You have the patience of Job. I think the only person still reading their posts in full is Gregorio. I read until I hit a logical fallacy or unsubstantiated claim, then I stop. I don't generally get more than a sentence or two in. It's unrewarding to go any further.
But A-bombs are fun....
And, if nobody can hear the difference between two A-bombs of approximately the same megaton rating, then they must all sound exactly the same.
I'm sorry, but, while I agree that testing every possible amplifier or CD player would be somewhat impractical.....
I really don't think testing with exactly one turntable and one CD player constitutes a sufficient sample to generalize your results to "every source, every amplifier, and every music sample, now and forever"....
And, no, while the two particular sources they chose apparently pleased certain members of their audience, I consider neither to be one of the most perfect signal sources on the planet either.
And, for that matter, I would hardly consider 1987 vintage Magneplanars to be the most revealing loudspeaker on the planet either.
And, if you do, then, well, I guess life is very simple for you....
But I absolutely do not consider test results obtained with that particular selection of equipment to be generally and universally applicable.
To me, that sounds rather like doing a taste comparison of exactly two flavors of soda, out of the thousands available...
And, after being unable to notice any difference between those two, declaring that you have proven that "all soda tastes exactly the same"...
(And suggesting that this is somehow more likely to be true because "you used the two brands of soda that everyone agrees are the best".)
And, I'm sorry, but the fact that they went to absurd lengths to please the fans of two specific types of audio technology hardly seems relevant.
(Or, at most, no more relevant than pleasing the folks who are sure that music sounds best when listened to while wearing a silk robe and a fez.)
The test does appear to be well conducted...
And may in fact be quite definitive... as long as you use the same source equipment, the same content, and the same speakers as they used to perform the test...
But... what about the rest of us... who use very different equipment...?
I tend to agree with that. an experiment, even when statistically significant and repeated by others with similar results each time, is only conclusive within the frame of that experiment. if we start to consider dismissing the potential impact of extra variables so we can draw broader conclusions from an experience, we're not doing better than those who use their sighted impressions to draw conclusions about what they heard.
drawing conclusions doesn't have to be easy just because audiophiles want a simple black or white answer they can then go spam as truth. if rejecting universal statements about DACs or amps, gives me the legitimacy to reject all the empty anecdotes on the same ground, then I'm very happy with the status quo.
about humans having better hearing when young, one pretty obvious reason is that we don't regrow damaged hair cells as we grow old(FU birds!)
"...the evidence would seem to suggest that distinctive amplifier sounds, if they exist at all, are so minute that they form a poor basis for choosing one amplifier over another.
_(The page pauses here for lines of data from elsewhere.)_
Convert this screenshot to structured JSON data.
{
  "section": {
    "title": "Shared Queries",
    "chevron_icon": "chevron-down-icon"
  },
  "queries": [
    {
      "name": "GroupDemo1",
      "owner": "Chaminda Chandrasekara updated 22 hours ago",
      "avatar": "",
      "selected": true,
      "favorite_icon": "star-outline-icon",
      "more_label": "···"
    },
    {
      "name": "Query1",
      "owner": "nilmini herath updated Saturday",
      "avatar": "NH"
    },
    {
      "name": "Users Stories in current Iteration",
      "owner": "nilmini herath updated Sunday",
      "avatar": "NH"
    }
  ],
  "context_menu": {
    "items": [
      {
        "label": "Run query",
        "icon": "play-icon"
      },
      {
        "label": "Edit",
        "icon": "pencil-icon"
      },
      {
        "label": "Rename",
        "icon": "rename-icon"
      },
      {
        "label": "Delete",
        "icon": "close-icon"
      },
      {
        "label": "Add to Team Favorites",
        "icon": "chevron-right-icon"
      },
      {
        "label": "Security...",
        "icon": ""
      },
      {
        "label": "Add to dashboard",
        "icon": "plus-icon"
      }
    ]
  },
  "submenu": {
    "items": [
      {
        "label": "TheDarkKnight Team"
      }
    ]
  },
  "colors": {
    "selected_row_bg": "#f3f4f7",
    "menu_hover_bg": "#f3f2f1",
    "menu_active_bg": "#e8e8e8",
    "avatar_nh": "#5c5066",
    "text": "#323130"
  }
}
Certainly there are differences between amps, but we are unlikely to hear them." -Stereo Review January 1987 Pg 78 https://www.americanradiohistory.com/Archive-HiFI-Stereo/80s/HiFi-Stereo-Review-1987-01.pdf
To find out if this test holds true for your own equipment, you get off your butt and do a similar experiment for yourself. I’ve done that. So have a lot of other people around here. We’re the ones who have found out the same thing Stereo Review did and you said it didn’t count because we didn’t do a stringent enough published test. Now you’ve got that and you go back to individual circumstances again. You just don’t want to know.